Amaryllis Seed Propagation: How To Plant An Amaryllis Seed

Amaryllis Flower Seeds
amaryllis seed
(Image credit: aldra)

Growing amaryllis from seeds is a very rewarding, if somewhat long, process. Amaryllis hybridizes easily, which means you can develop your own new variety right at home. That’s the good news. 

The bad news is that it takes years, sometimes as many as five, to go from seed to blossoming plant. If you have some patience, however, you can produce and germinate your own amaryllis seed pods. Keep reading to learn more about amaryllis seed propagation and how to plant an amaryllis seed.

Amaryllis Seed Propagation

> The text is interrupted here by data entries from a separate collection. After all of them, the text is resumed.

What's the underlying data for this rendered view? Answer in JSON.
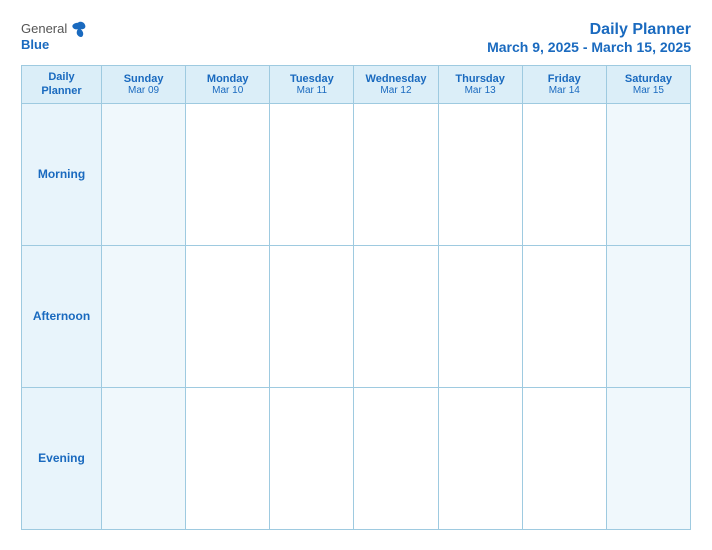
{
  "header": {
    "logo": {
      "general": "General",
      "blue": "Blue"
    },
    "title": "Daily Planner",
    "subtitle": "March 9, 2025 - March 15, 2025"
  },
  "table": {
    "corner_label_line1": "Daily",
    "corner_label_line2": "Planner",
    "columns": [
      {
        "day": "Sunday",
        "date": "Mar 09"
      },
      {
        "day": "Monday",
        "date": "Mar 10"
      },
      {
        "day": "Tuesday",
        "date": "Mar 11"
      },
      {
        "day": "Wednesday",
        "date": "Mar 12"
      },
      {
        "day": "Thursday",
        "date": "Mar 13"
      },
      {
        "day": "Friday",
        "date": "Mar 14"
      },
      {
        "day": "Saturday",
        "date": "Mar 15"
      }
    ],
    "rows": [
      {
        "label": "Morning"
      },
      {
        "label": "Afternoon"
      },
      {
        "label": "Evening"
      }
    ]
  }
}
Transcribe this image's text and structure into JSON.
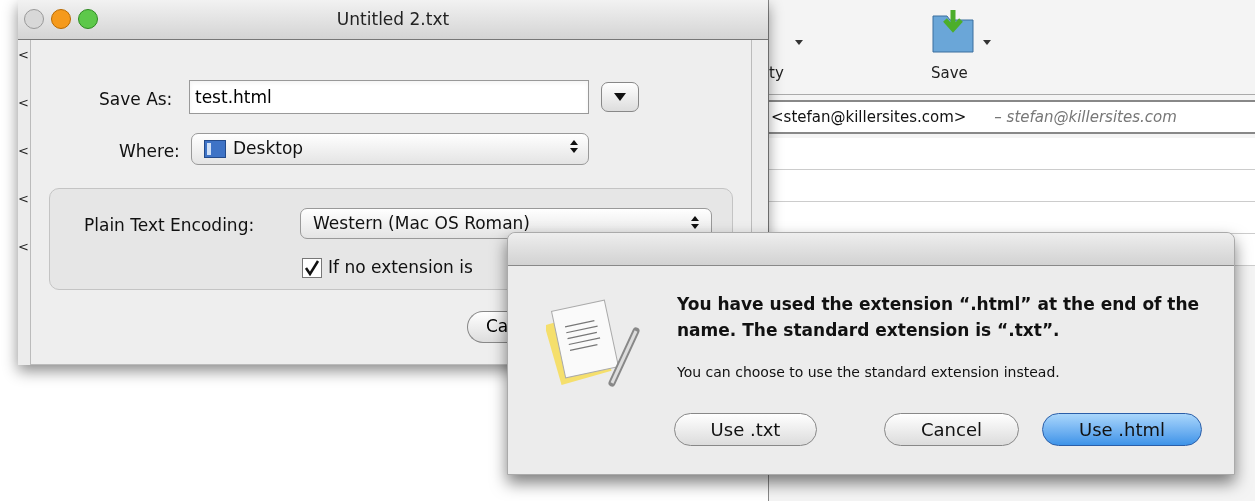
{
  "editor_window": {
    "title": "Untitled 2.txt",
    "gutter_marks": [
      "<",
      "<",
      "<",
      "<",
      "<"
    ]
  },
  "save_sheet": {
    "save_as_label": "Save As:",
    "save_as_value": "test.html",
    "where_label": "Where:",
    "where_value": "Desktop",
    "encoding_label": "Plain Text Encoding:",
    "encoding_value": "Western (Mac OS Roman)",
    "extension_checkbox": {
      "label": "If no extension is",
      "checked": true
    },
    "cancel_button": "Ca"
  },
  "mail_window": {
    "toolbar": [
      {
        "label": "ty",
        "kind": "cut"
      },
      {
        "label": "Save",
        "kind": "save"
      }
    ],
    "from_address": "<stefan@killersites.com>",
    "from_note": "– stefan@killersites.com"
  },
  "alert": {
    "title": "You have used the extension “.html” at the end of the name. The standard extension is “.txt”.",
    "message": "You can choose to use the standard extension instead.",
    "buttons": [
      {
        "label": "Use .txt",
        "default": false
      },
      {
        "label": "Cancel",
        "default": false
      },
      {
        "label": "Use .html",
        "default": true
      }
    ]
  }
}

If your amaryllis plants are growing outside, they may be naturally pollinated. If you’re growing yours inside, however, or you just don’t want to leave things to chance, you can pollinate them yourself with a small paintbrush. Gently collect the pollen from the stamen of one flower and brush it onto the pistil of another. 

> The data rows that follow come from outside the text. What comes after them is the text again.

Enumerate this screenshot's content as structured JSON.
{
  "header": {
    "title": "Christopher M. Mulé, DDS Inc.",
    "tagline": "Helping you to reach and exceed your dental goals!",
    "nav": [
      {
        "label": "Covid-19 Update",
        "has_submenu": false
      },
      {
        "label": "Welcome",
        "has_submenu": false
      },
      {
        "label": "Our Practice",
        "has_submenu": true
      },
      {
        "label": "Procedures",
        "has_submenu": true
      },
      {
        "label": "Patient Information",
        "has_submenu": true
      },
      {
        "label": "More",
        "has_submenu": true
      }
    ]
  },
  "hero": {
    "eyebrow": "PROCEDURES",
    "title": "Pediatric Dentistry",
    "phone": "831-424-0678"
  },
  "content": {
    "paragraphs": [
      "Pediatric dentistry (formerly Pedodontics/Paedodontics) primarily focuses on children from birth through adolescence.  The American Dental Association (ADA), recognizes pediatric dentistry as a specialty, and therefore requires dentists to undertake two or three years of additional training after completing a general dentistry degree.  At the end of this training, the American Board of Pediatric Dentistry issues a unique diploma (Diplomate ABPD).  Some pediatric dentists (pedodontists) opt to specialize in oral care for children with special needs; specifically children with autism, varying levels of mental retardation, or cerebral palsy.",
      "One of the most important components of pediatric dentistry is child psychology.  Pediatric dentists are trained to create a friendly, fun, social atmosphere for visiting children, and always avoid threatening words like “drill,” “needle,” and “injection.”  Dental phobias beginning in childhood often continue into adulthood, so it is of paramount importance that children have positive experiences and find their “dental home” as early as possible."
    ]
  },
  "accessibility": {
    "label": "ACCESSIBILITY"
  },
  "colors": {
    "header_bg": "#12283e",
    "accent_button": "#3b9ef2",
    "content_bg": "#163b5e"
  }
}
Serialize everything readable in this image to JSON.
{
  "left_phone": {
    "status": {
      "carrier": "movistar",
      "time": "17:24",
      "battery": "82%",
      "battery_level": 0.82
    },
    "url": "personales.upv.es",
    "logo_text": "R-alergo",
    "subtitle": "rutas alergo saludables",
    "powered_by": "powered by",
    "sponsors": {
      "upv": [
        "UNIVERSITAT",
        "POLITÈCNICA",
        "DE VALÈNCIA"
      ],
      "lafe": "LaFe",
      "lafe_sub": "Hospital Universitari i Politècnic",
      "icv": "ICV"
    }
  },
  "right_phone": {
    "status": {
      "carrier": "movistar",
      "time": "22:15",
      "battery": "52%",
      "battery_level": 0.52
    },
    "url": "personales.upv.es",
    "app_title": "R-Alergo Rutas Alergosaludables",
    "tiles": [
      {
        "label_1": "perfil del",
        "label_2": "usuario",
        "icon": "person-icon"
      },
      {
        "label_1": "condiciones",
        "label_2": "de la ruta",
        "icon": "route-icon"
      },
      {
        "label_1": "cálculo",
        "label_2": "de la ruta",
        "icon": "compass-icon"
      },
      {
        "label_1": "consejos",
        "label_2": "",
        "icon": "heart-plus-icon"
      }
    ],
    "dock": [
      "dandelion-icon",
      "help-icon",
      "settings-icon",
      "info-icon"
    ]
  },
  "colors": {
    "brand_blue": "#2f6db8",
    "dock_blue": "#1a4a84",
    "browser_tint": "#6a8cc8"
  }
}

Amaryllis plants can self-pollinate, but you’ll have better results and more interesting crossbreeding if you use two different plants. As the flower fades, the little green nub at its base should swell into a seed pod. Let the pod turn yellow and brown and crack open, then pick it. Inside should be a collection of black, wrinkly seeds.

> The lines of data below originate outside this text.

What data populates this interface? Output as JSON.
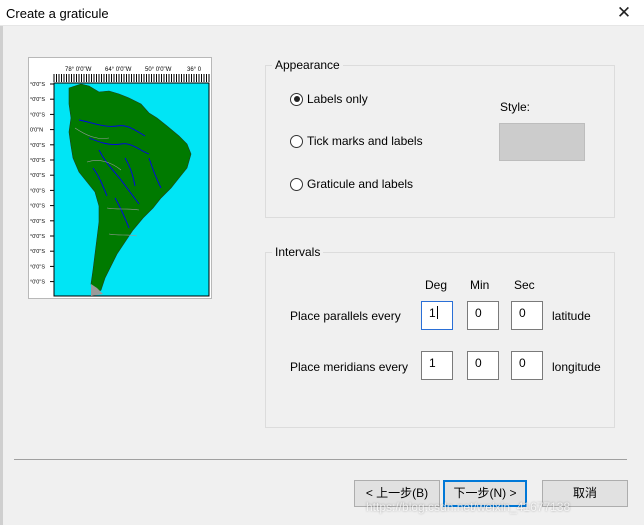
{
  "window": {
    "title": "Create a graticule",
    "close_glyph": "✕"
  },
  "preview": {
    "icon": "map-preview",
    "top_labels": [
      "78° 0'0\"W",
      "64° 0'0\"W",
      "50° 0'0\"W",
      "36° 0"
    ],
    "side_labels": [
      "°0'0\"S",
      "°0'0\"S",
      "°0'0\"S",
      "0'0\"N",
      "°0'0\"S",
      "°0'0\"S",
      "°0'0\"S",
      "°0'0\"S",
      "°0'0\"S",
      "°0'0\"S",
      "°0'0\"S",
      "°0'0\"S",
      "°0'0\"S",
      "°0'0\"S"
    ],
    "colors": {
      "ocean": "#00e5f5",
      "land": "#007a00",
      "rivers": "#0000ee",
      "borders": "#9a9a9a",
      "south": "#9a9a9a"
    }
  },
  "appearance": {
    "legend": "Appearance",
    "options": [
      {
        "label": "Labels only",
        "selected": true
      },
      {
        "label": "Tick marks and labels",
        "selected": false
      },
      {
        "label": "Graticule and labels",
        "selected": false
      }
    ],
    "style_label": "Style:",
    "style_color": "#cccccc"
  },
  "intervals": {
    "legend": "Intervals",
    "headers": {
      "deg": "Deg",
      "min": "Min",
      "sec": "Sec"
    },
    "parallels": {
      "label": "Place parallels every",
      "deg": "1",
      "min": "0",
      "sec": "0",
      "unit": "latitude"
    },
    "meridians": {
      "label": "Place meridians every",
      "deg": "1",
      "min": "0",
      "sec": "0",
      "unit": "longitude"
    }
  },
  "buttons": {
    "back": "< 上一步(B)",
    "next": "下一步(N) >",
    "cancel": "取消"
  },
  "watermark": "https://blog.csdn.net/weixin_41677138"
}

Can You Grow Amaryllis Seeds?

Growing amaryllis from seeds is absolutely possible, though time consuming. Plant your seeds as soon as possible in well-draining soil or vermiculite under a very thin layer of soil or perlite

Water the seeds and keep them moist in partial shade until they sprout. Not all the seeds are likely to sprout, so don’t get discouraged. After germination, growing amaryllis from seeds is not difficult. 

Allow the sprouts to grow for a few weeks (they should look like grass) before transplanting them into larger individual pots. Feed them with an all-purpose fertilizer. Keep the plants in direct sun and treat them like any other amaryllis. 

In a few years’ time, you’ll be richly rewarded with a variety of blossoms that may never have been seen before.

Liz Baessler
Senior Editor

The only child of a horticulturist and an English teacher, Liz Baessler was destined to become a gardening editor. She has been with Gardening Know how since 2015, and a Senior Editor since 2020. She holds a BA in English from Brandeis University and an MA in English from the University of Geneva, Switzerland. After years of gardening in containers and community garden plots, she finally has a backyard of her own, which she is systematically filling with vegetables and flowers.